**RAW DATA**
────────

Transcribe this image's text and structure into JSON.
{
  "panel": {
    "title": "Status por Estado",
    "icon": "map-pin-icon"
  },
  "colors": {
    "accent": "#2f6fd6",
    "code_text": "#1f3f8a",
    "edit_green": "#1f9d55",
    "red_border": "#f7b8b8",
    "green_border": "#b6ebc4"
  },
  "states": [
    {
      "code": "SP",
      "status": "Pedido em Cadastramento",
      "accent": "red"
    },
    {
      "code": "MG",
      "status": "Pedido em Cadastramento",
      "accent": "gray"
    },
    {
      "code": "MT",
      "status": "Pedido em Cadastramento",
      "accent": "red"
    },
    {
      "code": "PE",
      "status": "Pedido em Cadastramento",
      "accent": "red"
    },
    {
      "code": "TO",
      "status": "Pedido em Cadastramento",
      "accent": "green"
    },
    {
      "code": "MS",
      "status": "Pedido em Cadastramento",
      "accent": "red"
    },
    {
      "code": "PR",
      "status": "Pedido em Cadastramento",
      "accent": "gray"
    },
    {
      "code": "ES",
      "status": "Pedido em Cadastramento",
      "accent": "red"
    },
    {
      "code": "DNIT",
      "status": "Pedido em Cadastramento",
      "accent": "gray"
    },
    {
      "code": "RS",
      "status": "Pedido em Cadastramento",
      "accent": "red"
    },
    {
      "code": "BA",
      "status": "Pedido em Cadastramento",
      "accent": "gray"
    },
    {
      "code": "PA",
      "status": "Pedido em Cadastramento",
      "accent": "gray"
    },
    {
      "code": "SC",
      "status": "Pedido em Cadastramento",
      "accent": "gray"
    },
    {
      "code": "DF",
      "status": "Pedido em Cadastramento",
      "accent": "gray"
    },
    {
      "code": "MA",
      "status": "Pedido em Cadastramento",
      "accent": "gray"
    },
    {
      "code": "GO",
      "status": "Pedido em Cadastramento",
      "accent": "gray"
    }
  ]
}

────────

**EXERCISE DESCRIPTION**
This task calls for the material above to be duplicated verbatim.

**RESPONSE BOX**
Transcribe this image's text and structure into JSON.
{
  "panel": {
    "title": "Status por Estado",
    "icon": "map-pin-icon"
  },
  "colors": {
    "accent": "#2f6fd6",
    "code_text": "#1f3f8a",
    "edit_green": "#1f9d55",
    "red_border": "#f7b8b8",
    "green_border": "#b6ebc4"
  },
  "states": [
    {
      "code": "SP",
      "status": "Pedido em Cadastramento",
      "accent": "red"
    },
    {
      "code": "MG",
      "status": "Pedido em Cadastramento",
      "accent": "gray"
    },
    {
      "code": "MT",
      "status": "Pedido em Cadastramento",
      "accent": "red"
    },
    {
      "code": "PE",
      "status": "Pedido em Cadastramento",
      "accent": "red"
    },
    {
      "code": "TO",
      "status": "Pedido em Cadastramento",
      "accent": "green"
    },
    {
      "code": "MS",
      "status": "Pedido em Cadastramento",
      "accent": "red"
    },
    {
      "code": "PR",
      "status": "Pedido em Cadastramento",
      "accent": "gray"
    },
    {
      "code": "ES",
      "status": "Pedido em Cadastramento",
      "accent": "red"
    },
    {
      "code": "DNIT",
      "status": "Pedido em Cadastramento",
      "accent": "gray"
    },
    {
      "code": "RS",
      "status": "Pedido em Cadastramento",
      "accent": "red"
    },
    {
      "code": "BA",
      "status": "Pedido em Cadastramento",
      "accent": "gray"
    },
    {
      "code": "PA",
      "status": "Pedido em Cadastramento",
      "accent": "gray"
    },
    {
      "code": "SC",
      "status": "Pedido em Cadastramento",
      "accent": "gray"
    },
    {
      "code": "DF",
      "status": "Pedido em Cadastramento",
      "accent": "gray"
    },
    {
      "code": "MA",
      "status": "Pedido em Cadastramento",
      "accent": "gray"
    },
    {
      "code": "GO",
      "status": "Pedido em Cadastramento",
      "accent": "gray"
    }
  ]
}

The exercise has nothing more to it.